> **TASK TO CARRY OUT**: When a line contains the string "Científico", it counts once; give the total of such lines in the entries below and nothing else.
** GIVEN INFORMATION follows **
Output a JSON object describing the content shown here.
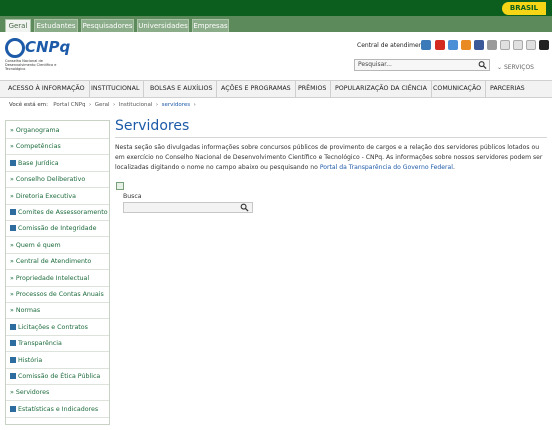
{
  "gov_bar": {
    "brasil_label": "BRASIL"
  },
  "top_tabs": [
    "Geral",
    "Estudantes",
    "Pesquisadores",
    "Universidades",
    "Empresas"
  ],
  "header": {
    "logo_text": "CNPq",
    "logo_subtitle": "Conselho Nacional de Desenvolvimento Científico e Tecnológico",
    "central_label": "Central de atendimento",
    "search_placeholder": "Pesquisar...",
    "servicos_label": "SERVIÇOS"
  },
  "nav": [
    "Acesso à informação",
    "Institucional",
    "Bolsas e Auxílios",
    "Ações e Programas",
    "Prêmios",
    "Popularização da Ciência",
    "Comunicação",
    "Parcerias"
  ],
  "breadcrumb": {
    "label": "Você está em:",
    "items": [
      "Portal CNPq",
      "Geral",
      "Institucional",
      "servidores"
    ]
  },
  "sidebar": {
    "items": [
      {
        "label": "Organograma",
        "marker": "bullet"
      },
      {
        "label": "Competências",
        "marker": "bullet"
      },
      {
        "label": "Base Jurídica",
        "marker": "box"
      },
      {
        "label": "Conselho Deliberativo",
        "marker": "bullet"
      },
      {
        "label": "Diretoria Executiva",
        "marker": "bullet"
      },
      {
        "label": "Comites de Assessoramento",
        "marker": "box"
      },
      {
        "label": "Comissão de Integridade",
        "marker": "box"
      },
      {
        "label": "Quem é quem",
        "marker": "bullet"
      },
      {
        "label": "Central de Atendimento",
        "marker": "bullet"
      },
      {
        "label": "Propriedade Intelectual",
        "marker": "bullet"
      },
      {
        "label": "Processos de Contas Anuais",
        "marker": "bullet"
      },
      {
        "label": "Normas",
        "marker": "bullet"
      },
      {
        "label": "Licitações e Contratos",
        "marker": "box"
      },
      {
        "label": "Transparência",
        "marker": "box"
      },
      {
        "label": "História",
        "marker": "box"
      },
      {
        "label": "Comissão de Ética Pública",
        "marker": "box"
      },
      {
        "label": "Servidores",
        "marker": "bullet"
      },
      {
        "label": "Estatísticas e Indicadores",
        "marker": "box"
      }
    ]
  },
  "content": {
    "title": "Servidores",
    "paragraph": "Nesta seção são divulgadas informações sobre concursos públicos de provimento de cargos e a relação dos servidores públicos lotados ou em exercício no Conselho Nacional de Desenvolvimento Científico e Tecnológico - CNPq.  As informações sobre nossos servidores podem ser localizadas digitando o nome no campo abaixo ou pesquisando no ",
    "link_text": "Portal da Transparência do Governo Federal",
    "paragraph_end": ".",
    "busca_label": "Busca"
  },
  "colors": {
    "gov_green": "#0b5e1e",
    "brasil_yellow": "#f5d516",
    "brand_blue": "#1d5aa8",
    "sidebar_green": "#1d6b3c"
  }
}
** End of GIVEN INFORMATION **
> **ANSWER TO THE EXERCISE**: 2